*YOUR INSTRUCTIONS:* If a line in the listing below includes the string "title", pull it out.

*TASK INPUTS:*
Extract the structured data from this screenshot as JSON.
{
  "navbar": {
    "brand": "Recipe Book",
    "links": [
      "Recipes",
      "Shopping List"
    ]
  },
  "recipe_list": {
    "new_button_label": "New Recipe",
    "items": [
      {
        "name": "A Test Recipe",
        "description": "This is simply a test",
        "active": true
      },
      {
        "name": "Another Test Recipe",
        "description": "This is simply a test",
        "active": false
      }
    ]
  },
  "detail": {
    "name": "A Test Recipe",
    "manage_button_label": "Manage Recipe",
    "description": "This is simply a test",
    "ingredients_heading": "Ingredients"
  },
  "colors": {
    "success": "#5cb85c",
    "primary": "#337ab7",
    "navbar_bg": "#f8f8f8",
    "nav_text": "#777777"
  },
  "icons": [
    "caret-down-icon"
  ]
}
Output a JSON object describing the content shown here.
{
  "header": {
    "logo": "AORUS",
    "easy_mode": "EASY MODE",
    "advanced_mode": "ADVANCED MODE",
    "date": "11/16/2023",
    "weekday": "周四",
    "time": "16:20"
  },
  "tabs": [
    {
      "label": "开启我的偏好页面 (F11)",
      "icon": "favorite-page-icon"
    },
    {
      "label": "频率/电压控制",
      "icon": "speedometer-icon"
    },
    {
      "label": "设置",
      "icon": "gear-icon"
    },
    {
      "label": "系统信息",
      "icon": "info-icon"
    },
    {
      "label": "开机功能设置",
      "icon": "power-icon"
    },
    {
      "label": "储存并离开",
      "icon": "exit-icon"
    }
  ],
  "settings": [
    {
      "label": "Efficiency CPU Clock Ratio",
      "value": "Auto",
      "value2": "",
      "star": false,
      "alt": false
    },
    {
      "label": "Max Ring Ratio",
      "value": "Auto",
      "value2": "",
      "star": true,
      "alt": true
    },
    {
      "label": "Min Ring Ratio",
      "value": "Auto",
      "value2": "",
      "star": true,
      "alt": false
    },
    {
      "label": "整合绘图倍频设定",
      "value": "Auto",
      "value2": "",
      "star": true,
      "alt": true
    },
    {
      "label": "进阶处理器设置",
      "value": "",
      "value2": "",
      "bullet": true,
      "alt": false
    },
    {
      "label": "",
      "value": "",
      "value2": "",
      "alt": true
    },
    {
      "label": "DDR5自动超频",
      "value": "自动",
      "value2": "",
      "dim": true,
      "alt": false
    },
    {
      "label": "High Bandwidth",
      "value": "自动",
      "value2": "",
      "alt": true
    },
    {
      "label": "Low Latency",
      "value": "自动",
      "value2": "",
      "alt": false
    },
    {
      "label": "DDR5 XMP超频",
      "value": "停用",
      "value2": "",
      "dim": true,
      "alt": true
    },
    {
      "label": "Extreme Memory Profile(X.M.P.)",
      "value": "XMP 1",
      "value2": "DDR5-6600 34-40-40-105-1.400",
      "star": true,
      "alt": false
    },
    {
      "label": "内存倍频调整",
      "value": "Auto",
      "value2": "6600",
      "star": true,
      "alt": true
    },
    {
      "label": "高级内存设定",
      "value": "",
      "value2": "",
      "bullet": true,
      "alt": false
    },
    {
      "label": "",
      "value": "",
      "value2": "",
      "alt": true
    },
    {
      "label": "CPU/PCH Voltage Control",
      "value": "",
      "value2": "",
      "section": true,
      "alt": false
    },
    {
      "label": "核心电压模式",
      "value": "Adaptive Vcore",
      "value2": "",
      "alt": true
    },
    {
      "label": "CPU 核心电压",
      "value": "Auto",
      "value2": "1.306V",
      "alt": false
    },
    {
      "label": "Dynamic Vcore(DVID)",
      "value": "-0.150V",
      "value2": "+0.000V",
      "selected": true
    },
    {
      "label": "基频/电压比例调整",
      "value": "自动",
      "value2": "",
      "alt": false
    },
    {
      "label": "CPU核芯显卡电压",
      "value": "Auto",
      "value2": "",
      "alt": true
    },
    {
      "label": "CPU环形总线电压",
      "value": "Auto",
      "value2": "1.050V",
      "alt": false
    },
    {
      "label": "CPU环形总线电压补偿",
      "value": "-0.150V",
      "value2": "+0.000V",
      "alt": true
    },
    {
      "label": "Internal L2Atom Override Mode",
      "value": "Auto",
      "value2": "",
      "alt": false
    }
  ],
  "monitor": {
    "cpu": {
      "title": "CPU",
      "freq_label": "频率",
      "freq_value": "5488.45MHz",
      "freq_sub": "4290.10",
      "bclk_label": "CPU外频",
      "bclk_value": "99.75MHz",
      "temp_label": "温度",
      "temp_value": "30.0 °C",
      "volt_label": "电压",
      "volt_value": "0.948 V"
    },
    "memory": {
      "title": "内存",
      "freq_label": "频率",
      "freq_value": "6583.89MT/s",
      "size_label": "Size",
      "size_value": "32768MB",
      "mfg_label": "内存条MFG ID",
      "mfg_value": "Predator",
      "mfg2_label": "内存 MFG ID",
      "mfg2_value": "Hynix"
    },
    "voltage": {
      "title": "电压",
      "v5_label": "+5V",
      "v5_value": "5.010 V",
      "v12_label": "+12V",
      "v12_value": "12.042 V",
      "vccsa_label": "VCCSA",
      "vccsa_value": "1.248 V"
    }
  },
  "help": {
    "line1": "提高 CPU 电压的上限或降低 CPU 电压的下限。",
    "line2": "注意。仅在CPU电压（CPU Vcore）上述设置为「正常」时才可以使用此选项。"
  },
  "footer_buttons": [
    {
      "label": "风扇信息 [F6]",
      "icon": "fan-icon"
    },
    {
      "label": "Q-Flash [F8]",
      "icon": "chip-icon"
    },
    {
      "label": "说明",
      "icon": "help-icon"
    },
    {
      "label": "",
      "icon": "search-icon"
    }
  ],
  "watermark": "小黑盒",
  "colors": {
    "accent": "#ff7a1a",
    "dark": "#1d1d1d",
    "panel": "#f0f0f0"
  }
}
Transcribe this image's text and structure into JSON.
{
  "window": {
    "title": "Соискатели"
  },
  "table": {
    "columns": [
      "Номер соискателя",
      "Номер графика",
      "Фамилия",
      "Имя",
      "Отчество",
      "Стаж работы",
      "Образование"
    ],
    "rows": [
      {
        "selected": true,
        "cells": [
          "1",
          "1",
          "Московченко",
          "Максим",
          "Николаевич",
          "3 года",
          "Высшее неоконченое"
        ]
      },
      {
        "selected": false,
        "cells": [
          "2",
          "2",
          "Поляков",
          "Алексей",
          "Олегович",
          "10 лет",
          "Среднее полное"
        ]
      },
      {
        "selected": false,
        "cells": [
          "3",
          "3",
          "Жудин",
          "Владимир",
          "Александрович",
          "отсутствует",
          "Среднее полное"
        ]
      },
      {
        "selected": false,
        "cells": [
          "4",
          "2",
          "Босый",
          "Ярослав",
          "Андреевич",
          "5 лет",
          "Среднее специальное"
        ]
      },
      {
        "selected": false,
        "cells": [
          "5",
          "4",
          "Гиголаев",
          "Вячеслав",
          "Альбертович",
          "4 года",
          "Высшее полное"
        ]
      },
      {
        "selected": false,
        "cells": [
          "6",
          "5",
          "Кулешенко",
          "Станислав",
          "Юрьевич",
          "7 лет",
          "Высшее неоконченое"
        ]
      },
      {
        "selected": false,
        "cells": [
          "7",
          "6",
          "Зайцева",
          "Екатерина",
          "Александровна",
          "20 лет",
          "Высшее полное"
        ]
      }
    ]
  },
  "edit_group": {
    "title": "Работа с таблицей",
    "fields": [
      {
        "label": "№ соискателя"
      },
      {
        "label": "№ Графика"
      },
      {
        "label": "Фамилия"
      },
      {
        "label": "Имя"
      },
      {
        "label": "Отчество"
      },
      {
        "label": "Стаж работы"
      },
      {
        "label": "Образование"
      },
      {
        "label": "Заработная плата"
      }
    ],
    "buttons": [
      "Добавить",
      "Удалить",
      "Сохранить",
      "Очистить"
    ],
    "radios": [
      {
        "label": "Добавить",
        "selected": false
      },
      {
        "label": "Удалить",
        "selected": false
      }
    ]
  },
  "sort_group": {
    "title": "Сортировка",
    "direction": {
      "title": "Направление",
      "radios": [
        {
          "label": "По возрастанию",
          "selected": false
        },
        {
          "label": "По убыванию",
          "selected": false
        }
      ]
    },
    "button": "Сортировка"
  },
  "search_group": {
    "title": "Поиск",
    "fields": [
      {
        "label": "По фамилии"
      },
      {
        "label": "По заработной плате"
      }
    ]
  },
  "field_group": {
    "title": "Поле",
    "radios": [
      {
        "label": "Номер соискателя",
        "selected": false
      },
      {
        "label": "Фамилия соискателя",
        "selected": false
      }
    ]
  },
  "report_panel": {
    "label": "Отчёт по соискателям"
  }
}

*RESPONSE TO THIS TASK:*
      "title": "CPU",
      "title": "内存",
      "title": "电压",
    "title": "Соискатели"
    "title": "Работа с таблицей",
    "title": "Сортировка",
      "title": "Направление",
    "title": "Поиск",
    "title": "Поле",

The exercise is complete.